KUALA LUMPUR: Malaysian fighter jets intercepted a formation of Chinese aircraft which flew over the country’s Exclusive Economic Zone (EEZ) in the South China Sea off the Southeast Asian country’s Bornean states of Sarawak and Sabah, the Royal Malaysian Air Force (RMAF) said today.
The statement said the “suspicious” flight of 16 People’s Liberation Army Air Force (PLAAF) aircraft were detected by the Air Defence Centre in Sarawak at 11.53am (May 31) and came close to violating Malaysian national airspace when the flight approached 60 nautical miles off the coast of Sarawak.
Flying “in-trail” formation, the Chinese aircraft — Ilyushin Il-76 and Xian Y-20 multi-mission strategic transporters — were flying between 23,000 feet and 27,000 feet above sea level at a speed of 290 knots when entering Malaysian Maritime Zone.
Throughout the incident, a flight of BAE Systems Hawk 208 aircraft of No 6 Squadron were placed on high alert at Labuan airbase in Sabah state, the RMAF statement said.
The Hawk light multi-role fighters were scrambled to intercept and make a visual inspection after the intruding aircraft entered Malaysia’s KK FIR (Kota Kinabalu Flight Information Region) and after the PLAAF aircraft did not respond to the regional air traffic controller despite being instructed several times.
The formation made a turn-around in airspace over Beting Patinggi Ali (Luconia Shaols) which is within the country’s EEZ.
“This incident is a serious threat to national sovereignty and flight safety due to the air traffic density over the airways,” RMAF Chief Gen Ackbal Abdul Samad said in a statement.
The incident including the intercept and hailing operation was conducted within the laws and regulations of the International Civil Aviation Organisation (ICAO) and Malaysia’s national air defence policy, the statement added. The Ministry of Foreign Affairs has been notified of the incident.
It was reported that China’s embassy in Kuala Lumpur did not immediately respond to a request for comment.
China has claimed over large parts of the South China Sea based on its “Nine-Dash Line” policy which is disputed and not recognised by the other claimant states. About $3 trillion worth of shipping trade passes annually though sea routes in the South China Sea.

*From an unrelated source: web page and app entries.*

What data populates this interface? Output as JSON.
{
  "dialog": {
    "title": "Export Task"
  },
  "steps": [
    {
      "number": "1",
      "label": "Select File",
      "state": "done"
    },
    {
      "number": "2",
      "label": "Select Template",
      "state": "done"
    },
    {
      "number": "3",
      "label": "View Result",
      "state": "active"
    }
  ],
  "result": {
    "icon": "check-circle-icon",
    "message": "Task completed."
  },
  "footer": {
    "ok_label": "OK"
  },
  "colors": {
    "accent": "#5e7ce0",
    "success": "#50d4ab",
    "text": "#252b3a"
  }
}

Brunei, Malaysia, the Philippines, Taiwan and Vietnam also have competing claims to various islands, outcrops and other features in the expansive maritime area.
Last year, a Chinese survey ship held a month-long standoff with a Malaysian oil drilling vessel within Malaysia’s exclusive economic zone in the South China Sea which also saw the involvement of coast guard and naval ships of both countries.

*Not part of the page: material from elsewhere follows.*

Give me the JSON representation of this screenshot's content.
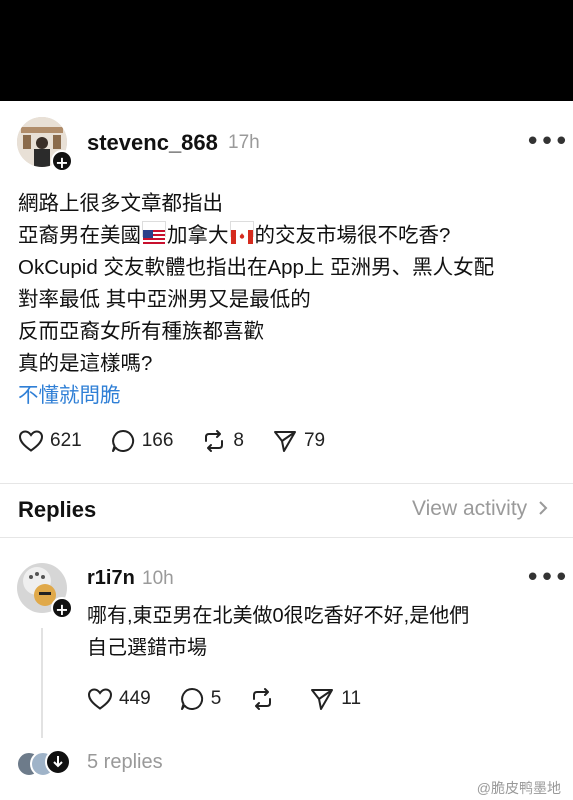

PLAAF and PLAN (PLA-Navy) aircraft have been reportedly intercepted by the RMAF in recent years but this is the largest single formation incident. –shp/adj/mgm (Image: A PLAAF Y-20 strategic multi-role transporter taken from RMAF Hawk 200 aircraft.)